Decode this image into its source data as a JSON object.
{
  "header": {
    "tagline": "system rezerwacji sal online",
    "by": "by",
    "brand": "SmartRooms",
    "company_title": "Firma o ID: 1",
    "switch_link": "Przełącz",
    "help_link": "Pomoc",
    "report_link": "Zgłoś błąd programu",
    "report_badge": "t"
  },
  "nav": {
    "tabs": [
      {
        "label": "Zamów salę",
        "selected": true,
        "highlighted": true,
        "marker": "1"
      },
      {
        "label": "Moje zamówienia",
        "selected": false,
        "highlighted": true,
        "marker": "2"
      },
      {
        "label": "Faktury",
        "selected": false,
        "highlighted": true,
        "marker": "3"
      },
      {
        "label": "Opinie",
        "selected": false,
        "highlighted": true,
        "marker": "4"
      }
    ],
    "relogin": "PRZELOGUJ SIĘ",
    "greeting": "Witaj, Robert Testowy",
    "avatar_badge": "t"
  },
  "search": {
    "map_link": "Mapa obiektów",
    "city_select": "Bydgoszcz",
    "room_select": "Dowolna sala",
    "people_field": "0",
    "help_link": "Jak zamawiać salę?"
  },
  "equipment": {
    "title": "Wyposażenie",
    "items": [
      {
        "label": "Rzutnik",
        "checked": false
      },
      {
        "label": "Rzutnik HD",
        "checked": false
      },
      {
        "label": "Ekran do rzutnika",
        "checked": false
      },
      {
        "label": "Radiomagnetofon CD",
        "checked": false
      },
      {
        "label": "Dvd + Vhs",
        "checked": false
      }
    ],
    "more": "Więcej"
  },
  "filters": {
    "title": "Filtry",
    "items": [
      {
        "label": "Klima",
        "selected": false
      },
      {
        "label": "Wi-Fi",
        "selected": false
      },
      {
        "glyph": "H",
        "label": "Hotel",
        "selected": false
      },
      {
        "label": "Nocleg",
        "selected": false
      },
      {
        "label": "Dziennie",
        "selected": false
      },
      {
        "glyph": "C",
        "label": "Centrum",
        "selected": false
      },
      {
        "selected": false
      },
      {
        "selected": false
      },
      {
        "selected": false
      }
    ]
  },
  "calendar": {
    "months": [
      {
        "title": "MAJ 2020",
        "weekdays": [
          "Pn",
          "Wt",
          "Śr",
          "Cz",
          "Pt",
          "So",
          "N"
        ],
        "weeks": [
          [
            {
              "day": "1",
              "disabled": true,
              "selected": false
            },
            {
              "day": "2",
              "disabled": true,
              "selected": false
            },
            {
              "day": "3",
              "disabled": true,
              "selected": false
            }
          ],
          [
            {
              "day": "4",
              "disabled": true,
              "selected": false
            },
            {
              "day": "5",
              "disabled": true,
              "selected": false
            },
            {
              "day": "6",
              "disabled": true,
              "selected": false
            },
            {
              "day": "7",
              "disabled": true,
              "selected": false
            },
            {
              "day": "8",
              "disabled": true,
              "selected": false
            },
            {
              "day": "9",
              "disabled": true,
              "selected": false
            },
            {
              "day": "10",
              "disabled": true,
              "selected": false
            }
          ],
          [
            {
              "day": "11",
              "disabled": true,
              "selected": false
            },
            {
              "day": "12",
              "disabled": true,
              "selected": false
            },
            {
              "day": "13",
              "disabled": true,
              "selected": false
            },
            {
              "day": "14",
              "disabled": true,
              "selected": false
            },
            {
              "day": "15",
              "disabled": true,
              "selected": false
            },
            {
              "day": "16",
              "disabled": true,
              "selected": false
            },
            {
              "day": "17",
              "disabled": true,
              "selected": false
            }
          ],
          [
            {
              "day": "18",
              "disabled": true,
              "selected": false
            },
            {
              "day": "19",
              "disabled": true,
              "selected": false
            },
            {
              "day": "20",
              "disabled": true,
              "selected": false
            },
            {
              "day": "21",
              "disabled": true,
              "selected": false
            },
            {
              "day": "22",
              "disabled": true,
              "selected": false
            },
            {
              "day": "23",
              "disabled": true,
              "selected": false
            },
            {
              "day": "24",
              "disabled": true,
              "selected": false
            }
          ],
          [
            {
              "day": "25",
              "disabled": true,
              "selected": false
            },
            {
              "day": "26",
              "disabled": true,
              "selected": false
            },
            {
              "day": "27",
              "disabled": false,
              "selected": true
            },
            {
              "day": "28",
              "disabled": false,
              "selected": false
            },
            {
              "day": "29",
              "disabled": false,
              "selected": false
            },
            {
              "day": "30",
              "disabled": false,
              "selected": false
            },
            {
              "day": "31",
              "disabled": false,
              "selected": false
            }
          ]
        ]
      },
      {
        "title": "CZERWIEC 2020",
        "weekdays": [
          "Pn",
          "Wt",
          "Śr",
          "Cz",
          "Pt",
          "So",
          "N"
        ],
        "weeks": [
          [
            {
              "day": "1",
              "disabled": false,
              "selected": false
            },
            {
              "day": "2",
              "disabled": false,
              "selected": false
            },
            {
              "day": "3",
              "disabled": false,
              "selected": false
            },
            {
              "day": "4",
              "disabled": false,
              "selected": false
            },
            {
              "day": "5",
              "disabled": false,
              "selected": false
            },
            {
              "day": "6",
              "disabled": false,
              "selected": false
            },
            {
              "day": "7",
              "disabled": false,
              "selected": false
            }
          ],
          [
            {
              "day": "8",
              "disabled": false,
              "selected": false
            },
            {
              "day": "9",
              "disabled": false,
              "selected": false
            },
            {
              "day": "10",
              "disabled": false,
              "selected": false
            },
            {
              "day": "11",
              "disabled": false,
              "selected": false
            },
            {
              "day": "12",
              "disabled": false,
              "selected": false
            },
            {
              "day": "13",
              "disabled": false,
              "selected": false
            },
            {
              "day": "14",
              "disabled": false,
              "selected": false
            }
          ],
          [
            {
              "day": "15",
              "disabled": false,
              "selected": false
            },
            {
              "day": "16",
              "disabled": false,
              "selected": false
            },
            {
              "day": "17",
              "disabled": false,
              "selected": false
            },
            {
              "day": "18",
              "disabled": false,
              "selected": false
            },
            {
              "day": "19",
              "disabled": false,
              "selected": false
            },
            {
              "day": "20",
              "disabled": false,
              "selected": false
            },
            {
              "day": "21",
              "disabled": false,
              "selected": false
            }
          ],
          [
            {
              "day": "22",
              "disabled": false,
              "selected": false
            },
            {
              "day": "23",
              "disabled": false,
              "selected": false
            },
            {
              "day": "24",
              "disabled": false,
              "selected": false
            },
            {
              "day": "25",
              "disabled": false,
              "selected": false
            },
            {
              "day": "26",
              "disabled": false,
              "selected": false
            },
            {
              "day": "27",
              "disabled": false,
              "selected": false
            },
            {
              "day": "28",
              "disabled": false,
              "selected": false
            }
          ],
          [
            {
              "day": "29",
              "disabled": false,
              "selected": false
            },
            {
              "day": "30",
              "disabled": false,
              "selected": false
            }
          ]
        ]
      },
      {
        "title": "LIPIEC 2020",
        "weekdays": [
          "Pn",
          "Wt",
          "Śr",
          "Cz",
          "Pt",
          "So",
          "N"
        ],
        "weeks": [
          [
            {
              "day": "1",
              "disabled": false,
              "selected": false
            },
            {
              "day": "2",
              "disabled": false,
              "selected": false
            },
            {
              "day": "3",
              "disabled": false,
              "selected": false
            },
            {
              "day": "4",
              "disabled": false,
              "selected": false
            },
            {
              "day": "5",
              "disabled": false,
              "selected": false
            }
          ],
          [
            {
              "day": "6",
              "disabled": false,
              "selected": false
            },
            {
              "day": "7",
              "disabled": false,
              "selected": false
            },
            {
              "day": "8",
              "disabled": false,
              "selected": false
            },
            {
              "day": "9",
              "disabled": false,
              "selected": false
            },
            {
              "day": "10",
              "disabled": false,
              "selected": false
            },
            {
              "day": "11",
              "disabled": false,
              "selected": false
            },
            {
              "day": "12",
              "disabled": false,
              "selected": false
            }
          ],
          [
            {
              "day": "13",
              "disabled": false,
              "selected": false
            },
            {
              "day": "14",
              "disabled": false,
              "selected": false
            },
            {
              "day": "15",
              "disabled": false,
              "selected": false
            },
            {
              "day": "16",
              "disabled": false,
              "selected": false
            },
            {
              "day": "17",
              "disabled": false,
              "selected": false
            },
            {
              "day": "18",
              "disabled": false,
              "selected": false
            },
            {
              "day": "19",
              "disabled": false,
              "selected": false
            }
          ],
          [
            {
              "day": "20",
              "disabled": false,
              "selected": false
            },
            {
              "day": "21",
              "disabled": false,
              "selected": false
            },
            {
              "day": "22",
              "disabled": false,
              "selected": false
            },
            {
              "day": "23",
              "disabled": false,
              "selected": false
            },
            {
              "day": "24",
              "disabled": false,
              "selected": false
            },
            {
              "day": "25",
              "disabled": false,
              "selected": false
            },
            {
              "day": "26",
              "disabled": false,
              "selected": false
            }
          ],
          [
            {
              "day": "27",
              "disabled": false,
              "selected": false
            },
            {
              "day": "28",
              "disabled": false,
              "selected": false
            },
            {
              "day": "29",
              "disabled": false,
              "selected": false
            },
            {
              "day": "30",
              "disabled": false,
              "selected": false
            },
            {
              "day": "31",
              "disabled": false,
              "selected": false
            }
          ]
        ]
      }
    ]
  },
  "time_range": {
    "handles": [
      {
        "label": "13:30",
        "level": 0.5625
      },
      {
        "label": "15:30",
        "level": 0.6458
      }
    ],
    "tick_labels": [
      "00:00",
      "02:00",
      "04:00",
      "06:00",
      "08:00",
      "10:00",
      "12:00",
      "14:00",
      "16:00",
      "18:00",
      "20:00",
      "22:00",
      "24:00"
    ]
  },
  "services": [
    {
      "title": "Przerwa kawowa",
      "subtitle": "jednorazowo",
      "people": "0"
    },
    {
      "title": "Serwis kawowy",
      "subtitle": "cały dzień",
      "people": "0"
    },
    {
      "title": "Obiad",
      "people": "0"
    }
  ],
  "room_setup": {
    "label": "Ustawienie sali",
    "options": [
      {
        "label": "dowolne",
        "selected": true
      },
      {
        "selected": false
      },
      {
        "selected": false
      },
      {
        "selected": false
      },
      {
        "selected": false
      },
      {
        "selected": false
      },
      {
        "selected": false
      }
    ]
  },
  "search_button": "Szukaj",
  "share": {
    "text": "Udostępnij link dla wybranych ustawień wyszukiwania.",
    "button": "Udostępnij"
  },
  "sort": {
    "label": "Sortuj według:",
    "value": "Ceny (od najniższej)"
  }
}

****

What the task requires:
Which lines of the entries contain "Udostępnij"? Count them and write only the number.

Exercise solution:
2